Barbour, a potential 2012 presidential candidate, spoke during a Martin Luther King Jr. holiday gathering in Jackson sponsored by Millsaps College and Tougaloo College, which was a hub of activity during the civil rights movement.
"A lot of reprehensible things took place between the advent of the Freedom Rides in 1961 and enactment of the Civil Rights Act of 1964, the Voting Rights Act of 1965 and finally integration in the bulk of this state's public schools," Barbour said in remarks prepared for delivery at the shared event at Millsaps. "Deplorable actions including the murder of innocent people, young men in service to a cause that was right, will always be a stain on our history.
"And school integration did not put an end to racial problems or prejudice," Barbour said. "However, the 100-plus Freedom Riders participating in the 2011 celebration will find Mississippi an enormously changed state as to race relations."
The Freedom Riders were young people, black and white, who rode buses together into Mississippi and other states in the South to challenge the segregated society in 1961. Some were tossed into prisons in Mississippi, suffering in the un-air-conditioned quarters in the summer.
Starting May 22, Mississippi is hosting several events to commemorate their work.

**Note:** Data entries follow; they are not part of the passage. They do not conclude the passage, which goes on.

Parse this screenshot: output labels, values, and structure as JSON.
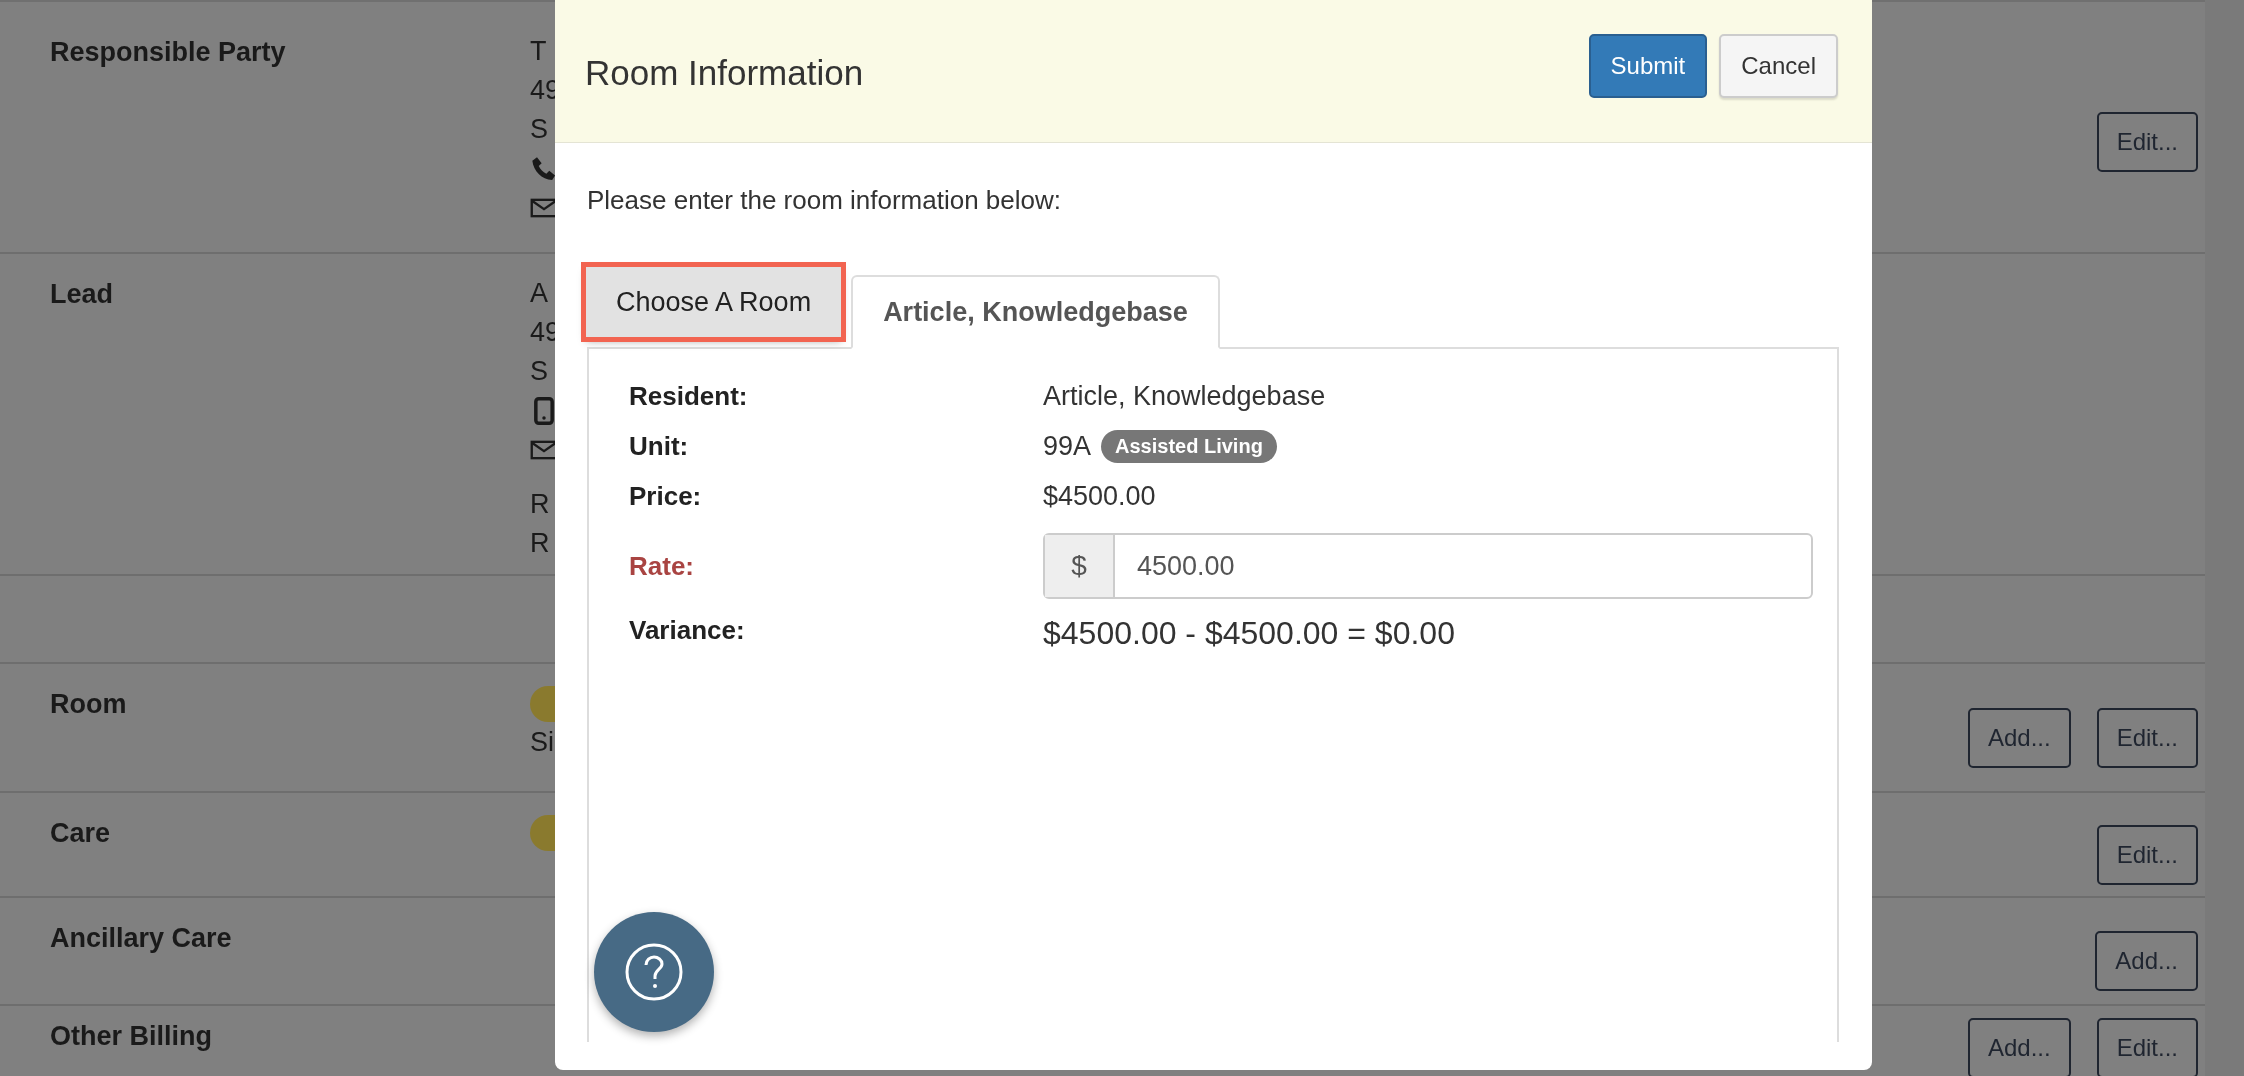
{
  "background": {
    "sections": [
      {
        "label": "Responsible Party",
        "lines": [
          {
            "kind": "text",
            "text": "T"
          },
          {
            "kind": "text",
            "text": "49"
          },
          {
            "kind": "text",
            "text": "S"
          },
          {
            "kind": "phone"
          },
          {
            "kind": "mail"
          }
        ],
        "buttons": [
          "Edit..."
        ]
      },
      {
        "label": "Lead",
        "lines": [
          {
            "kind": "text",
            "text": "A"
          },
          {
            "kind": "text",
            "text": "49"
          },
          {
            "kind": "text",
            "text": "S"
          },
          {
            "kind": "mobile"
          },
          {
            "kind": "mail"
          },
          {
            "kind": "gap"
          },
          {
            "kind": "text",
            "text": "R"
          },
          {
            "kind": "text",
            "text": "R"
          }
        ]
      },
      {
        "kind": "spacer"
      },
      {
        "label": "Room",
        "lines": [
          {
            "kind": "badge"
          },
          {
            "kind": "text",
            "text": "Si"
          }
        ],
        "buttons": [
          "Add...",
          "Edit..."
        ]
      },
      {
        "label": "Care",
        "lines": [
          {
            "kind": "badge"
          }
        ],
        "buttons": [
          "Edit..."
        ]
      },
      {
        "label": "Ancillary Care",
        "buttons": [
          "Add..."
        ]
      },
      {
        "label": "Other Billing",
        "buttons": [
          "Add...",
          "Edit..."
        ]
      }
    ]
  },
  "modal": {
    "title": "Room Information",
    "buttons": [
      {
        "label": "Submit",
        "kind": "primary"
      },
      {
        "label": "Cancel",
        "kind": "default"
      }
    ],
    "intro": "Please enter the room information below:",
    "tabs": [
      {
        "label": "Choose A Room",
        "selected": false,
        "highlighted": true
      },
      {
        "label": "Article, Knowledgebase",
        "selected": true,
        "highlighted": false
      }
    ],
    "fields": [
      {
        "label": "Resident:",
        "kind": "text",
        "value": "Article, Knowledgebase",
        "error": false
      },
      {
        "label": "Unit:",
        "kind": "unit",
        "value": "99A",
        "tag": "Assisted Living",
        "error": false
      },
      {
        "label": "Price:",
        "kind": "text",
        "value": "$4500.00",
        "error": false
      },
      {
        "label": "Rate:",
        "kind": "input",
        "prefix": "$",
        "value": "4500.00",
        "error": true
      },
      {
        "label": "Variance:",
        "kind": "large",
        "value": "$4500.00 - $4500.00 = $0.00",
        "error": false
      }
    ]
  }
}
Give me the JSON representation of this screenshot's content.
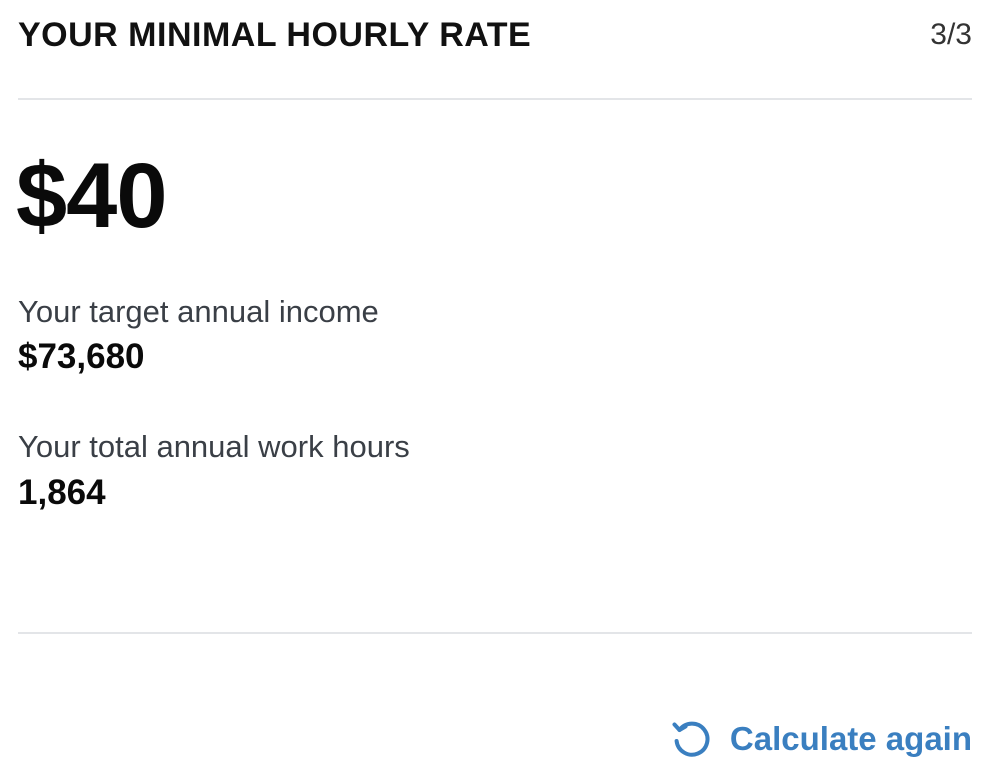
{
  "header": {
    "title": "YOUR MINIMAL HOURLY RATE",
    "step": "3/3"
  },
  "result": {
    "hourly_rate": "$40"
  },
  "metrics": {
    "income_label": "Your target annual income",
    "income_value": "$73,680",
    "hours_label": "Your total annual work hours",
    "hours_value": "1,864"
  },
  "actions": {
    "calculate_again_label": "Calculate again",
    "calculate_again_icon": "refresh-icon",
    "accent_color": "#3a7fc0"
  }
}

Barbour will host a reception at the Governor's Mansion.
Mississippi marked Monday as a dual holiday honoring King and Robert E. Lee, commanding general of the Confederate army during the Civil War. At the request of Democratic Sen. Hillman Frazier of Jackson, who is black, the Mississippi Senate adjourned Monday in memory of both King and Lee.